By Nicole Lauer, Lee News Network
Coal Valley school board members Monday approved a four-year contract agreement for the district’s support personnel and heard from Superintendent Lanty McGuire on future facility improvements that could include an overhaul to the high school’s physical education space.
Board members returned from a closed session to unanimously approve the agreement with the Moline Educational Support Personnel Association, with the agreement spanning from the current school year through the 2021-2022 school year. According to a district release, MESPA employees of the district will receive an average wage increase of 3.9 percent each year of the agreement and members will also receive a year of service increases to offset corresponding adjustments to health insurance benefits.
The district release said the “spirit of cooperation” between the board and the employees and bargaining units of the district is allowing the district to remain fiscally responsible and a strong educational system for the community.
Also on Monday, board members heard a report from McGuire on the possibility of prioritizing improvements to Moline High School’s physical education facilities.
McGuire presented a list of priorities set by past facility studies, which included such items as upgrading security at district buildings and upgrading restrooms at Browning Field. McGuire also showed several photos of the current state of Moline High School’s physical education classes, including photos of students walking outside for gym class or exercising in the building’s hallways when weather did not permit class to be held outdoors. His photos also showed students crowded in outdated weight rooms and an aging locker room space.

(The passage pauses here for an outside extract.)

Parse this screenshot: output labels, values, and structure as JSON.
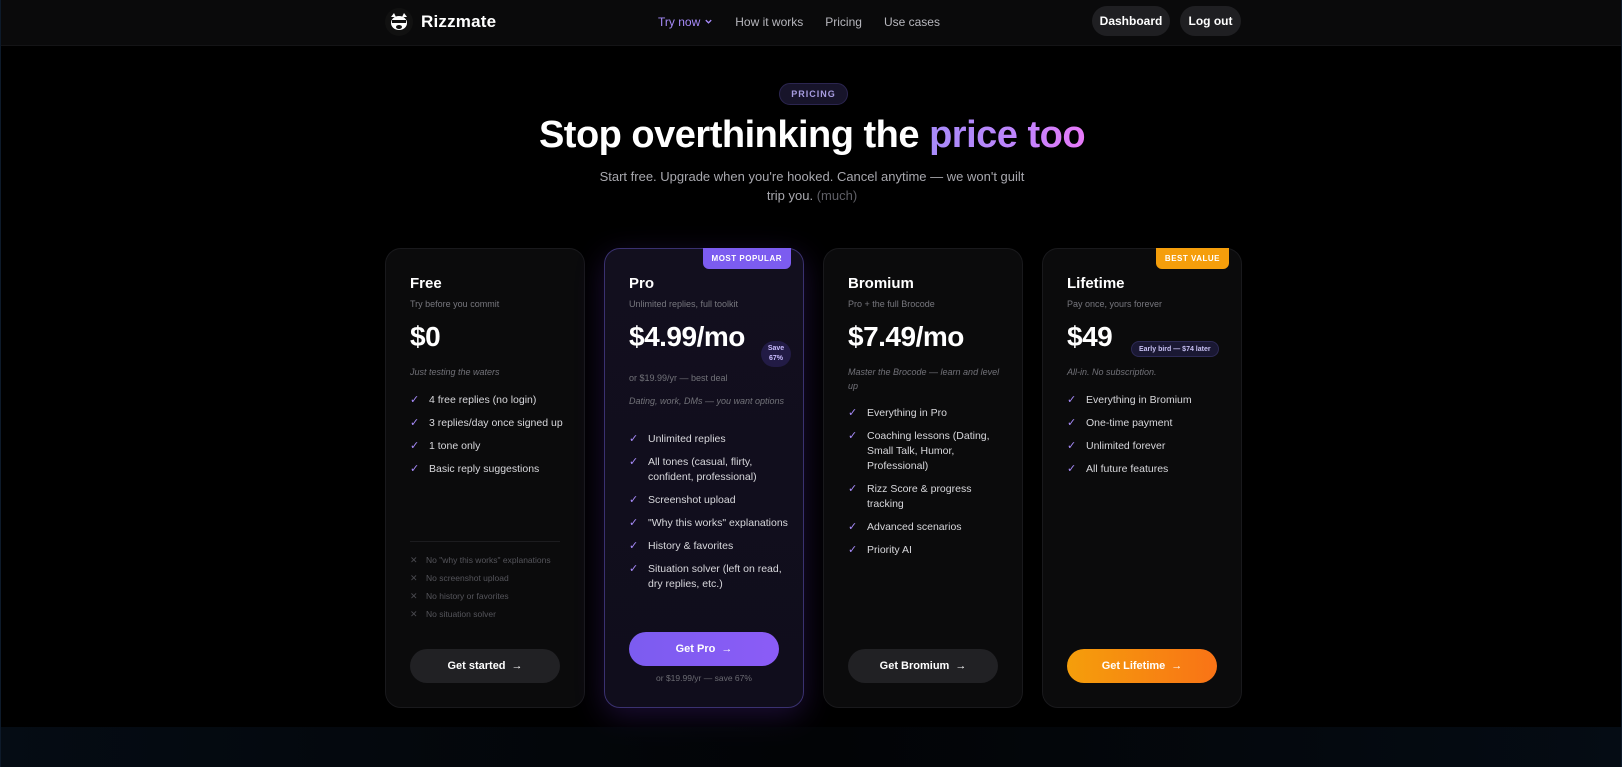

McGuire said he believed improving physical education space at the high school will increase building security and student safety, reduce distractions and make the district a more attractive choice for those who are coming in to the area and choosing between neighboring school districts of the Quad-Cities.
Moline-Coal Valley is in competition for students with other districts, he told board members. He said he would argue Moline does just as well or better than other districts, particularly when the graduation rate, poverty rates and diversity rates were considered, but he knows families are looking for modern facilities. To illustrate his point, he displayed photos of North Scott High School’s facilities, including the weight room that he compared to a college-level facility.
Board members are expected to hear more about the numbers for doing such work at their next meeting. McGuire said it was possible the physical education facility improvements could be about $3 million and replacing the high school pool could run about $15 million. McGuire said these were only ballpark estimates and more detailed information would be presented to the board soon
Monday’s meeting was held at Franklin Elementary School, and attendees were given a tour of the newly reopened building by principal Michele Pittington. The brief tour included demonstrations of the folding glass walls inside classrooms, the computer lab, the secure entrance and other features added to the building during its reconstruction following the September 2017 fire.
Pittington said students and staff alike were getting comfortable and getting back into their routine. She said as thrilled as everyone was to be back at Franklin, students were especially ecstatic to return to the school’s outdoor areas.
“One of the best parts of being home … our students are so happy to be back on the playground, the basketball hoops, the kickball area and the softball area,” she said. “They are enjoying every single moment.”
Pittington thanked the community, district and the school board for all of the support that she said Franklin continues to receive.
“You have carried us through a lot the last few weeks,” she said.